>>>
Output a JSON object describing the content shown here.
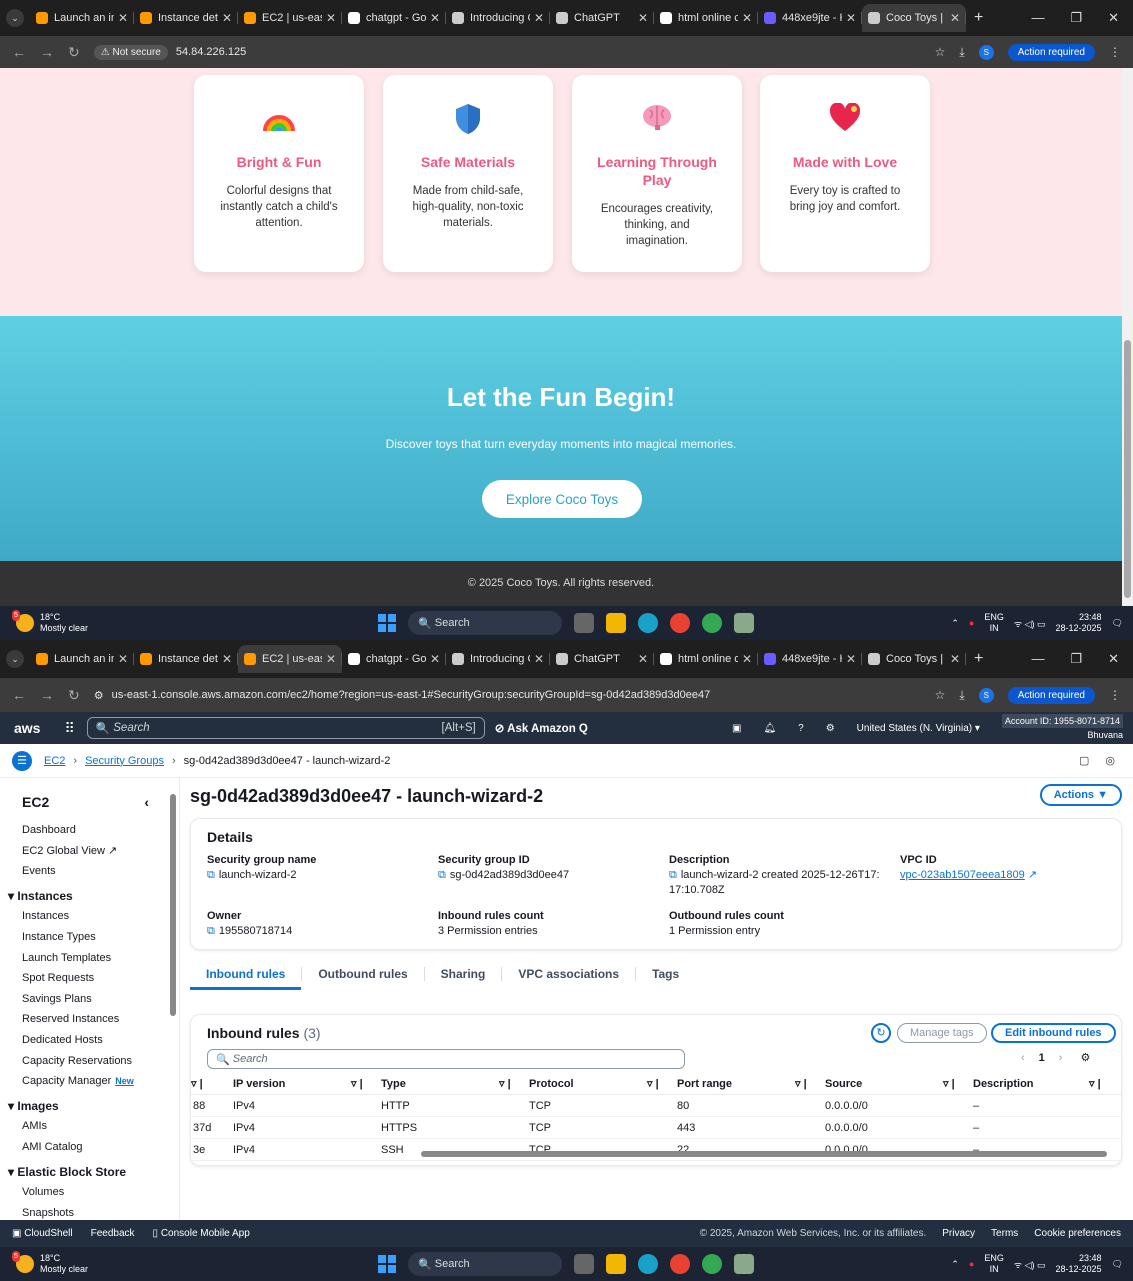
{
  "screen1": {
    "tabs": [
      {
        "title": "Launch an in",
        "color": "#ff9900"
      },
      {
        "title": "Instance deta",
        "color": "#ff9900"
      },
      {
        "title": "EC2 | us-east",
        "color": "#ff9900"
      },
      {
        "title": "chatgpt - Go",
        "color": "#ffffff"
      },
      {
        "title": "Introducing C",
        "color": "#cccccc"
      },
      {
        "title": "ChatGPT",
        "color": "#cccccc"
      },
      {
        "title": "html online c",
        "color": "#ffffff"
      },
      {
        "title": "448xe9jte - H",
        "color": "#6b5cff"
      },
      {
        "title": "Coco Toys | V",
        "color": "#cccccc",
        "active": true
      }
    ],
    "not_secure": "Not secure",
    "url": "54.84.226.125",
    "action_required": "Action required",
    "profile_initial": "S",
    "features": [
      {
        "icon": "rainbow-icon",
        "title": "Bright & Fun",
        "text": "Colorful designs that instantly catch a child's attention."
      },
      {
        "icon": "shield-icon",
        "title": "Safe Materials",
        "text": "Made from child-safe, high-quality, non-toxic materials."
      },
      {
        "icon": "brain-icon",
        "title": "Learning Through Play",
        "text": "Encourages creativity, thinking, and imagination."
      },
      {
        "icon": "heart-icon",
        "title": "Made with Love",
        "text": "Every toy is crafted to bring joy and comfort."
      }
    ],
    "cta_title": "Let the Fun Begin!",
    "cta_text": "Discover toys that turn everyday moments into magical memories.",
    "cta_button": "Explore Coco Toys",
    "footer": "© 2025 Coco Toys. All rights reserved."
  },
  "taskbar": {
    "temp": "18°C",
    "weather": "Mostly clear",
    "badge": "5",
    "search": "Search",
    "lang1": "ENG",
    "lang2": "IN",
    "time": "23:48",
    "date": "28-12-2025"
  },
  "screen2": {
    "tabs": [
      {
        "title": "Launch an in",
        "color": "#ff9900"
      },
      {
        "title": "Instance deta",
        "color": "#ff9900"
      },
      {
        "title": "EC2 | us-east",
        "color": "#ff9900",
        "active": true
      },
      {
        "title": "chatgpt - Go",
        "color": "#ffffff"
      },
      {
        "title": "Introducing C",
        "color": "#cccccc"
      },
      {
        "title": "ChatGPT",
        "color": "#cccccc"
      },
      {
        "title": "html online c",
        "color": "#ffffff"
      },
      {
        "title": "448xe9jte - H",
        "color": "#6b5cff"
      },
      {
        "title": "Coco Toys | V",
        "color": "#cccccc"
      }
    ],
    "url": "us-east-1.console.aws.amazon.com/ec2/home?region=us-east-1#SecurityGroup:securityGroupId=sg-0d42ad389d3d0ee47",
    "aws": {
      "logo": "aws",
      "search_placeholder": "Search",
      "shortcut": "[Alt+S]",
      "ask_q": "Ask Amazon Q",
      "region": "United States (N. Virginia)",
      "account": "Account ID: 1955-8071-8714",
      "user": "Bhuvana"
    },
    "breadcrumb": {
      "ec2": "EC2",
      "sg": "Security Groups",
      "current": "sg-0d42ad389d3d0ee47 - launch-wizard-2"
    },
    "sidebar": {
      "title": "EC2",
      "items": [
        {
          "label": "Dashboard"
        },
        {
          "label": "EC2 Global View ↗"
        },
        {
          "label": "Events"
        },
        {
          "label": "Instances",
          "section": true
        },
        {
          "label": "Instances"
        },
        {
          "label": "Instance Types"
        },
        {
          "label": "Launch Templates"
        },
        {
          "label": "Spot Requests"
        },
        {
          "label": "Savings Plans"
        },
        {
          "label": "Reserved Instances"
        },
        {
          "label": "Dedicated Hosts"
        },
        {
          "label": "Capacity Reservations"
        },
        {
          "label": "Capacity Manager",
          "badge": "New"
        },
        {
          "label": "Images",
          "section": true
        },
        {
          "label": "AMIs"
        },
        {
          "label": "AMI Catalog"
        },
        {
          "label": "Elastic Block Store",
          "section": true
        },
        {
          "label": "Volumes"
        },
        {
          "label": "Snapshots"
        }
      ]
    },
    "page_title": "sg-0d42ad389d3d0ee47 - launch-wizard-2",
    "actions": "Actions",
    "details": {
      "heading": "Details",
      "sg_name_label": "Security group name",
      "sg_name": "launch-wizard-2",
      "sg_id_label": "Security group ID",
      "sg_id": "sg-0d42ad389d3d0ee47",
      "desc_label": "Description",
      "desc": "launch-wizard-2 created 2025-12-26T17:17:10.708Z",
      "vpc_label": "VPC ID",
      "vpc": "vpc-023ab1507eeea1809",
      "owner_label": "Owner",
      "owner": "195580718714",
      "in_label": "Inbound rules count",
      "in_val": "3 Permission entries",
      "out_label": "Outbound rules count",
      "out_val": "1 Permission entry"
    },
    "tabs2": [
      "Inbound rules",
      "Outbound rules",
      "Sharing",
      "VPC associations",
      "Tags"
    ],
    "inbound": {
      "title": "Inbound rules",
      "count": "(3)",
      "manage_tags": "Manage tags",
      "edit": "Edit inbound rules",
      "search": "Search",
      "page": "1",
      "columns": [
        "IP version",
        "Type",
        "Protocol",
        "Port range",
        "Source",
        "Description"
      ],
      "rows": [
        {
          "id": "88",
          "ip": "IPv4",
          "type": "HTTP",
          "proto": "TCP",
          "port": "80",
          "source": "0.0.0.0/0",
          "desc": "–"
        },
        {
          "id": "37d",
          "ip": "IPv4",
          "type": "HTTPS",
          "proto": "TCP",
          "port": "443",
          "source": "0.0.0.0/0",
          "desc": "–"
        },
        {
          "id": "3e",
          "ip": "IPv4",
          "type": "SSH",
          "proto": "TCP",
          "port": "22",
          "source": "0.0.0.0/0",
          "desc": "–"
        }
      ]
    },
    "footer": {
      "cloudshell": "CloudShell",
      "feedback": "Feedback",
      "mobile": "Console Mobile App",
      "copyright": "© 2025, Amazon Web Services, Inc. or its affiliates.",
      "privacy": "Privacy",
      "terms": "Terms",
      "cookies": "Cookie preferences"
    }
  }
}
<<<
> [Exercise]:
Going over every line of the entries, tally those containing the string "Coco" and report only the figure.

> [Answer space]:
4